Exercise instructions: The answer must consist of the records, repeated exactly.

Available data:
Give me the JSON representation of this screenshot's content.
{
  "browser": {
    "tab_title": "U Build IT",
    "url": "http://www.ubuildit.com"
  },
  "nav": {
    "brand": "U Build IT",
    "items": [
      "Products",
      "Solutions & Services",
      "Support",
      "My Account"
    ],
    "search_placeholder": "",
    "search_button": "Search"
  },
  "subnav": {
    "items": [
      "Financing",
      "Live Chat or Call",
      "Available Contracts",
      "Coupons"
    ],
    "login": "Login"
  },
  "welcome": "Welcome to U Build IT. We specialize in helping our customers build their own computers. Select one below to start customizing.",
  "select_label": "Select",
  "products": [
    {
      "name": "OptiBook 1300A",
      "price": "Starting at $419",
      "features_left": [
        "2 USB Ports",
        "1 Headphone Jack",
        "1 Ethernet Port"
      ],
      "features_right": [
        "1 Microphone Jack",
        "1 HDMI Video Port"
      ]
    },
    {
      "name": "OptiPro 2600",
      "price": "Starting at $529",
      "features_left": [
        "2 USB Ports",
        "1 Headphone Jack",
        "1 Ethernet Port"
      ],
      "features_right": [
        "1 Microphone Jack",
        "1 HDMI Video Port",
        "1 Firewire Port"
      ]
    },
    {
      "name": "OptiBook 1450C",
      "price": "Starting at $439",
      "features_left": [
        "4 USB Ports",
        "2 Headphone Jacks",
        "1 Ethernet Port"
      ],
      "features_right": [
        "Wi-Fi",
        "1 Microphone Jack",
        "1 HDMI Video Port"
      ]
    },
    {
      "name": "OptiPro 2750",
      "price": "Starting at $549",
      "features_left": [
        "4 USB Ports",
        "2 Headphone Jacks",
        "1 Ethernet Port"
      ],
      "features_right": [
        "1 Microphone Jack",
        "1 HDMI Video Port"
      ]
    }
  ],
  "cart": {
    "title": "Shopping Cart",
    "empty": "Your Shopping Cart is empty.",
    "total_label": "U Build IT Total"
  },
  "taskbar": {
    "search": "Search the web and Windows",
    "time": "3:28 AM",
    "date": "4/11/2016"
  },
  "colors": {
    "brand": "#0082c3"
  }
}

Output of the exercise:
Give me the JSON representation of this screenshot's content.
{
  "browser": {
    "tab_title": "U Build IT",
    "url": "http://www.ubuildit.com"
  },
  "nav": {
    "brand": "U Build IT",
    "items": [
      "Products",
      "Solutions & Services",
      "Support",
      "My Account"
    ],
    "search_placeholder": "",
    "search_button": "Search"
  },
  "subnav": {
    "items": [
      "Financing",
      "Live Chat or Call",
      "Available Contracts",
      "Coupons"
    ],
    "login": "Login"
  },
  "welcome": "Welcome to U Build IT. We specialize in helping our customers build their own computers. Select one below to start customizing.",
  "select_label": "Select",
  "products": [
    {
      "name": "OptiBook 1300A",
      "price": "Starting at $419",
      "features_left": [
        "2 USB Ports",
        "1 Headphone Jack",
        "1 Ethernet Port"
      ],
      "features_right": [
        "1 Microphone Jack",
        "1 HDMI Video Port"
      ]
    },
    {
      "name": "OptiPro 2600",
      "price": "Starting at $529",
      "features_left": [
        "2 USB Ports",
        "1 Headphone Jack",
        "1 Ethernet Port"
      ],
      "features_right": [
        "1 Microphone Jack",
        "1 HDMI Video Port",
        "1 Firewire Port"
      ]
    },
    {
      "name": "OptiBook 1450C",
      "price": "Starting at $439",
      "features_left": [
        "4 USB Ports",
        "2 Headphone Jacks",
        "1 Ethernet Port"
      ],
      "features_right": [
        "Wi-Fi",
        "1 Microphone Jack",
        "1 HDMI Video Port"
      ]
    },
    {
      "name": "OptiPro 2750",
      "price": "Starting at $549",
      "features_left": [
        "4 USB Ports",
        "2 Headphone Jacks",
        "1 Ethernet Port"
      ],
      "features_right": [
        "1 Microphone Jack",
        "1 HDMI Video Port"
      ]
    }
  ],
  "cart": {
    "title": "Shopping Cart",
    "empty": "Your Shopping Cart is empty.",
    "total_label": "U Build IT Total"
  },
  "taskbar": {
    "search": "Search the web and Windows",
    "time": "3:28 AM",
    "date": "4/11/2016"
  },
  "colors": {
    "brand": "#0082c3"
  }
}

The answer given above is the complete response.